Zach is not only outspoken about bullying; he also is the national spokesman for FocusDriven, which aims to stamp out distracted driving, has released a book, “99 Things Teens Wish They Knew Before Turning 16’’ in 2011 and was named to CNN’s list of “Intriguing People” in 2010.
Said Roger: “He’s always been one of those kids who feels it’s his responsibility to deal with something. It was tough, absolutely … But the way he handled it, even though he was little, he always stood up for himself. He was bullied pretty badly … but I don’t think he’d be as resourceful now as he is had he not gone through it. Even though it was a bad experience, it molded him and taught him. I had it in school, too, but you’ve got to work through it. And he wants to let people know that this doesn’t define you and you can overcome it.”
Veach is in the final year of a three-year contract with Andretti Autosport, and he’ll still looking to win a race or reach the podium. But at every step up the ladder to IndyCar, he has proven himself a very capable and promising young driver.

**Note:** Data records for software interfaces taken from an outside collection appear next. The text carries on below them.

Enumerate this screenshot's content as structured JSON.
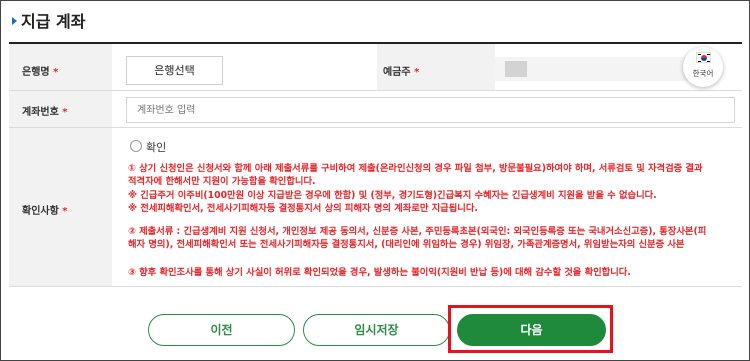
{
  "section": {
    "title": "지급 계좌"
  },
  "bank": {
    "label": "은행명",
    "required_mark": "*",
    "select_button": "은행선택"
  },
  "holder": {
    "label": "예금주",
    "required_mark": "*"
  },
  "account": {
    "label": "계좌번호",
    "required_mark": "*",
    "placeholder": "계좌번호 입력"
  },
  "confirm": {
    "label": "확인사항",
    "required_mark": "*",
    "checkbox_label": "확인",
    "notices": [
      "① 상기 신청인은 신청서와 함께 아래 제출서류를 구비하여 제출(온라인신청의 경우 파일 첨부, 방문불필요)하여야 하며, 서류검토 및 자격검증 결과",
      "적격자에 한해서만 지원이 가능함을 확인합니다.",
      "※ 긴급주거 이주비(100만원 이상 지급받은 경우에 한함) 및 (정부, 경기도형)긴급복지 수혜자는 긴급생계비 지원을 받을 수 없습니다.",
      "※ 전세피해확인서, 전세사기피해자등 결정통지서 상의 피해자 명의 계좌로만 지급됩니다.",
      "② 제출서류 : 긴급생계비 지원 신청서, 개인정보 제공 동의서, 신분증 사본, 주민등록초본(외국인: 외국인등록증 또는 국내거소신고증), 통장사본(피",
      "해자 명의), 전세피해확인서 또는 전세사기피해자등 결정통지서, (대리인에 위임하는 경우) 위임장, 가족관계증명서, 위임받는자의 신분증 사본",
      "③ 향후 확인조사를 통해 상기 사실이 허위로 확인되었을 경우, 발생하는 불이익(지원비 반납 등)에 대해 감수할 것을 확인합니다."
    ]
  },
  "language": {
    "label": "한국어",
    "icon": "korea-flag-icon"
  },
  "buttons": {
    "prev": "이전",
    "temp_save": "임시저장",
    "next": "다음"
  },
  "colors": {
    "accent_green": "#1f8a3c",
    "notice_red": "#e5282c",
    "highlight_red": "#e5141c",
    "title_marker": "#1a6fb5"
  }
}
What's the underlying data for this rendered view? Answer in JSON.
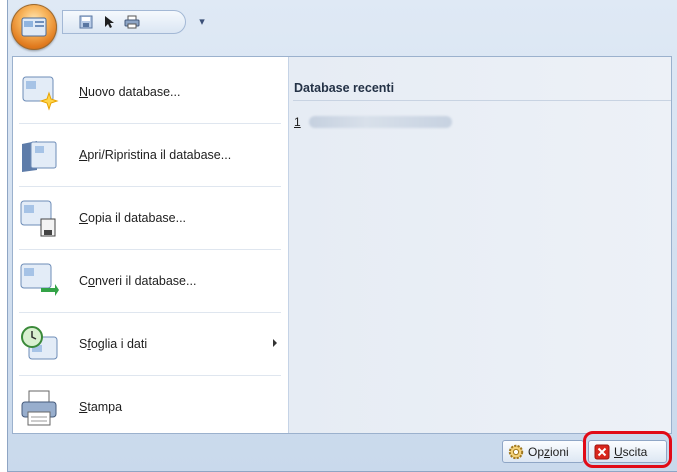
{
  "quick_access": {
    "buttons": [
      "save-icon",
      "pointer-icon",
      "print-icon"
    ],
    "dropdown_icon": "chevron-down-icon"
  },
  "menu": {
    "items": [
      {
        "label_pre": "",
        "label_u": "N",
        "label_post": "uovo database...",
        "icon": "new-database-icon",
        "has_submenu": false
      },
      {
        "label_pre": "",
        "label_u": "A",
        "label_post": "pri/Ripristina il database...",
        "icon": "open-database-icon",
        "has_submenu": false
      },
      {
        "label_pre": "",
        "label_u": "C",
        "label_post": "opia il database...",
        "icon": "copy-database-icon",
        "has_submenu": false
      },
      {
        "label_pre": "C",
        "label_u": "o",
        "label_post": "nveri il database...",
        "icon": "convert-database-icon",
        "has_submenu": false
      },
      {
        "label_pre": "S",
        "label_u": "f",
        "label_post": "oglia i dati",
        "icon": "browse-data-icon",
        "has_submenu": true
      },
      {
        "label_pre": "",
        "label_u": "S",
        "label_post": "tampa",
        "icon": "printer-icon",
        "has_submenu": false
      }
    ]
  },
  "recent": {
    "title": "Database recenti",
    "items": [
      {
        "number": "1"
      }
    ]
  },
  "footer": {
    "options": {
      "pre": "Op",
      "u": "z",
      "post": "ioni"
    },
    "exit": {
      "pre": "",
      "u": "U",
      "post": "scita"
    }
  },
  "colors": {
    "accent": "#e10b17",
    "panel_border": "#9bb1cd"
  }
}
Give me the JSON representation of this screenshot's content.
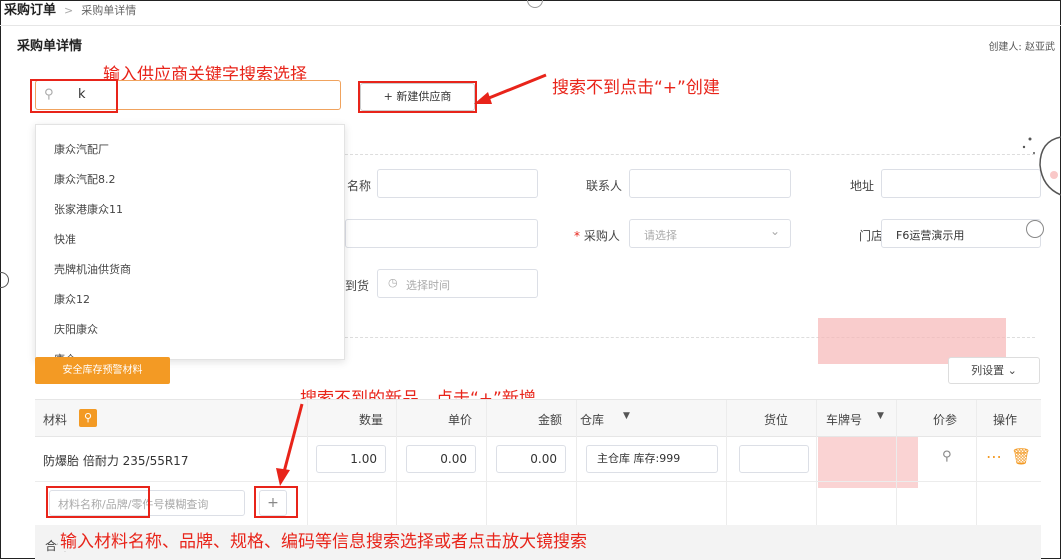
{
  "breadcrumb": {
    "current": "采购订单",
    "separator": ">",
    "sub": "采购单详情"
  },
  "page": {
    "title": "采购单详情",
    "creator": "创建人: 赵亚武"
  },
  "annotations": {
    "search_tip": "输入供应商关键字搜索选择",
    "create_tip": "搜索不到点击“+”创建",
    "new_item_tip": "搜索不到的新品，点击“+”新增",
    "material_tip": "输入材料名称、品牌、规格、编码等信息搜索选择或者点击放大镜搜索"
  },
  "supplier_search": {
    "value": "k"
  },
  "new_supplier_button": {
    "label": "+ 新建供应商"
  },
  "supplier_options": [
    "康众汽配厂",
    "康众汽配8.2",
    "张家港康众11",
    "快准",
    "壳牌机油供货商",
    "康众12",
    "庆阳康众",
    "康众"
  ],
  "form": {
    "name_label": "名称",
    "contact_label": "联系人",
    "address_label": "地址",
    "purchaser_label": "采购人",
    "purchaser_required": "*",
    "purchaser_placeholder": "请选择",
    "store_label": "门店",
    "store_value": "F6运营演示用",
    "arrival_label": "到货",
    "arrival_placeholder": "选择时间"
  },
  "safety_stock_button": {
    "label": "安全库存预警材料"
  },
  "column_settings": {
    "label": "列设置"
  },
  "table": {
    "headers": {
      "material": "材料",
      "qty": "数量",
      "price": "单价",
      "amount": "金额",
      "warehouse": "仓库",
      "location": "货位",
      "plate": "车牌号",
      "price_ref": "价参",
      "action": "操作"
    },
    "rows": [
      {
        "material": "防爆胎 倍耐力 235/55R17",
        "qty": "1.00",
        "price": "0.00",
        "amount": "0.00",
        "warehouse": "主仓库 库存:999"
      }
    ],
    "new_material_placeholder": "材料名称/品牌/零件号模糊查询",
    "footer_label": "合计"
  },
  "colors": {
    "accent": "#f39a24",
    "annotation": "#e8241a"
  }
}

He had six wins in the Indy Lights series; in a six-year Road to Indy career, he earned 13 wins, 14 poles and 39 podium finishes.
Qualifying this past week was a bit of a challenge – his Honda-powered Andretti car didn’t have the same success as four of his teammates, who finished first, second, third and fourth in qualifying – but Veach, who is 25, is a factor.
He is not a favorite this coming Sunday, not by any stretch of the imagination, but he’s here and Roger is here – he’s only missed two IndyCar races in Zach’s career, and will watch the race from the roof of their motorhome – and while winning would mean the world, these moments together, many thousands of moments they’ve spent together through the years, they mean even more.
“By the skin of our teeth and a little bit of luck, we made it to IndyCar,” he said, emphasizing the `we.’ “We’re just a couple of guys from a really small farm town in Ohio at one of the biggest, if not the biggest, race in the world.
“Now that I’m older, I’ve said to him, `I don’t think I can ever make the same sacrifices you’ve made,’ and he teared up and said, `Well, we look pretty similar, so if one day your face is on that (Borg-Warner) trophy, it’ll be a little bit like having mine on there, too.’”